## Task material
Start of Block

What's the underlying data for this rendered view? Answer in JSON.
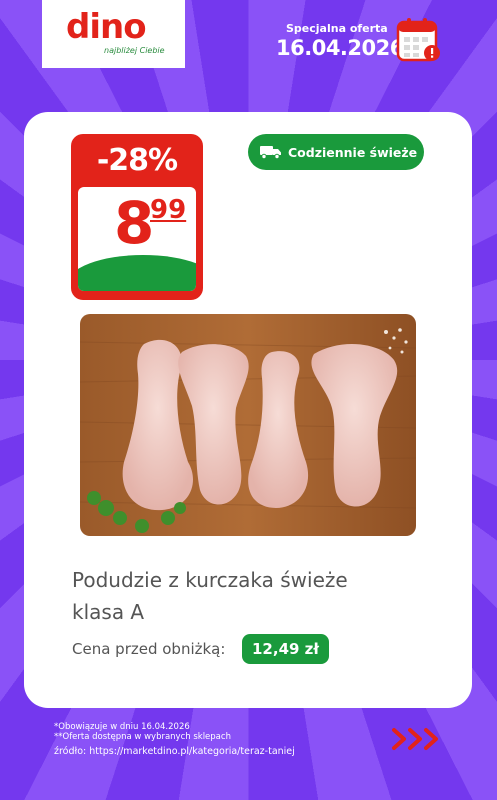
{
  "brand": {
    "name": "dino",
    "tagline": "najbliżej Ciebie",
    "color": "#e2231a"
  },
  "offer": {
    "label": "Specjalna oferta",
    "date": "16.04.2026"
  },
  "price_badge": {
    "discount": "-28%",
    "price_integer": "8",
    "price_decimal": "99"
  },
  "fresh_badge": {
    "label": "Codziennie świeże",
    "icon": "delivery-truck-icon"
  },
  "product": {
    "name_line1": "Podudzie z kurczaka świeże",
    "name_line2": "klasa A",
    "prev_price_label": "Cena przed obniżką:",
    "prev_price": "12,49 zł"
  },
  "footer": {
    "note1": "*Obowiązuje w dniu 16.04.2026",
    "note2": "**Oferta dostępna w wybranych sklepach",
    "source": "źródło: https://marketdino.pl/kategoria/teraz-taniej"
  },
  "colors": {
    "background": "#7b3ff2",
    "green": "#1a9a3c",
    "red": "#e2231a"
  }
}
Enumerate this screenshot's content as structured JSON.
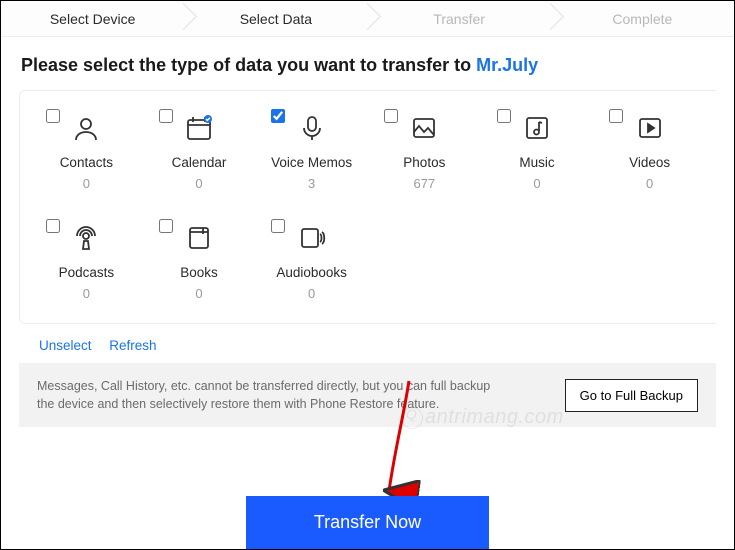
{
  "steps": [
    {
      "label": "Select Device",
      "state": "done"
    },
    {
      "label": "Select Data",
      "state": "active"
    },
    {
      "label": "Transfer",
      "state": "pending"
    },
    {
      "label": "Complete",
      "state": "pending"
    }
  ],
  "heading": {
    "prefix": "Please select the type of data you want to transfer to ",
    "target": "Mr.July"
  },
  "categories": [
    {
      "key": "contacts",
      "label": "Contacts",
      "count": "0",
      "checked": false
    },
    {
      "key": "calendar",
      "label": "Calendar",
      "count": "0",
      "checked": false
    },
    {
      "key": "voicememos",
      "label": "Voice Memos",
      "count": "3",
      "checked": true
    },
    {
      "key": "photos",
      "label": "Photos",
      "count": "677",
      "checked": false
    },
    {
      "key": "music",
      "label": "Music",
      "count": "0",
      "checked": false
    },
    {
      "key": "videos",
      "label": "Videos",
      "count": "0",
      "checked": false
    },
    {
      "key": "podcasts",
      "label": "Podcasts",
      "count": "0",
      "checked": false
    },
    {
      "key": "books",
      "label": "Books",
      "count": "0",
      "checked": false
    },
    {
      "key": "audiobooks",
      "label": "Audiobooks",
      "count": "0",
      "checked": false
    }
  ],
  "links": {
    "unselect": "Unselect",
    "refresh": "Refresh"
  },
  "infobar": {
    "message": "Messages, Call History, etc. cannot be transferred directly, but you can full backup the device and then selectively restore them with Phone Restore feature.",
    "button": "Go to Full Backup"
  },
  "action": {
    "transfer": "Transfer Now"
  },
  "watermark": "antrimang.com",
  "colors": {
    "accent": "#1a5bff",
    "link": "#1a73e8"
  }
}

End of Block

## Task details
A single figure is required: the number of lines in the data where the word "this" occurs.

## Response
2